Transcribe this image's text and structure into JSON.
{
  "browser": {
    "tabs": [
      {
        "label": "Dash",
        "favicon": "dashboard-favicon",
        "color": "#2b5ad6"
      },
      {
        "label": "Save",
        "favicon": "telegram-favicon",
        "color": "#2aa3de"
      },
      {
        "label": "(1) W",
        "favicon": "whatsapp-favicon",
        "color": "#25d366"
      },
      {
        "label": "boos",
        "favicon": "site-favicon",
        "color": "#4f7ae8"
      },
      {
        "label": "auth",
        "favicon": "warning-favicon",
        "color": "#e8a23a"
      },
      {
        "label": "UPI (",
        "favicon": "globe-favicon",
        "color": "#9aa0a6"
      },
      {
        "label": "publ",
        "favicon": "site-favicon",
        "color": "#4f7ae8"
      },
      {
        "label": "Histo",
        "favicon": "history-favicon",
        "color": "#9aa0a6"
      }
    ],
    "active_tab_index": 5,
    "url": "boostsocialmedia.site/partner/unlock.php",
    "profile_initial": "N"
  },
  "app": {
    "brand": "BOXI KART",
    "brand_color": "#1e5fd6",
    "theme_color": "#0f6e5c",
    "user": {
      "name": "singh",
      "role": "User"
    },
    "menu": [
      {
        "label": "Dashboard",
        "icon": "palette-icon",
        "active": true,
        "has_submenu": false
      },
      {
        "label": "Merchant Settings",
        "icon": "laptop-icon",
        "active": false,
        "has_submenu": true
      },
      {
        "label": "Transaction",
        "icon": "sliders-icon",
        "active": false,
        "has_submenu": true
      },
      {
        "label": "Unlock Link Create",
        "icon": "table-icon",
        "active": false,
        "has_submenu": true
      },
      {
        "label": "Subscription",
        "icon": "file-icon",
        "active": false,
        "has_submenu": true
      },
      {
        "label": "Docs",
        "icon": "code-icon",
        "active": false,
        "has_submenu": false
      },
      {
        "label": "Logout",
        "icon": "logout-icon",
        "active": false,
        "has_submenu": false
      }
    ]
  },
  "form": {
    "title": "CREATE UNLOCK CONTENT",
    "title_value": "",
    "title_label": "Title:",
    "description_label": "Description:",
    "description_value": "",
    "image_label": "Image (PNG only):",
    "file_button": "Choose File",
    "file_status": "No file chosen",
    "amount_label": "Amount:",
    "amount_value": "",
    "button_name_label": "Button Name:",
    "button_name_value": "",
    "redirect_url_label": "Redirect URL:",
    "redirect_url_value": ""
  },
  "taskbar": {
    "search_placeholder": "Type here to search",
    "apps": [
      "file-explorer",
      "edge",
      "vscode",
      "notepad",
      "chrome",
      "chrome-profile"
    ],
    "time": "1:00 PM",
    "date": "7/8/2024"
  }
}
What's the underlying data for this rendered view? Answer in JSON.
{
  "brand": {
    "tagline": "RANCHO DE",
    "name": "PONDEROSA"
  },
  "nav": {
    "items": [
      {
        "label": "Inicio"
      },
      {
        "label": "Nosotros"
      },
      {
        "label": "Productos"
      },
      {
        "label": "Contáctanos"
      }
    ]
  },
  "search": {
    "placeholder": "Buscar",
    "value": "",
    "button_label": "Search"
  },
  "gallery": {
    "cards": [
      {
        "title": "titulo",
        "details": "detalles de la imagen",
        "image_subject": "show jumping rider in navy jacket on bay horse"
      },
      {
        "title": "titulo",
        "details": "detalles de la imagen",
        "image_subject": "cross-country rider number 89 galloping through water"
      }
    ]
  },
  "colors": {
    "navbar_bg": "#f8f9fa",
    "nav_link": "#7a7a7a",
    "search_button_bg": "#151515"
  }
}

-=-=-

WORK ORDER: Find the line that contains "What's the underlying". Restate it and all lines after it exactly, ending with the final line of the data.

RESPONSE:
What's the underlying data for this rendered view? Answer in JSON.
{
  "brand": {
    "tagline": "RANCHO DE",
    "name": "PONDEROSA"
  },
  "nav": {
    "items": [
      {
        "label": "Inicio"
      },
      {
        "label": "Nosotros"
      },
      {
        "label": "Productos"
      },
      {
        "label": "Contáctanos"
      }
    ]
  },
  "search": {
    "placeholder": "Buscar",
    "value": "",
    "button_label": "Search"
  },
  "gallery": {
    "cards": [
      {
        "title": "titulo",
        "details": "detalles de la imagen",
        "image_subject": "show jumping rider in navy jacket on bay horse"
      },
      {
        "title": "titulo",
        "details": "detalles de la imagen",
        "image_subject": "cross-country rider number 89 galloping through water"
      }
    ]
  },
  "colors": {
    "navbar_bg": "#f8f9fa",
    "nav_link": "#7a7a7a",
    "search_button_bg": "#151515"
  }
}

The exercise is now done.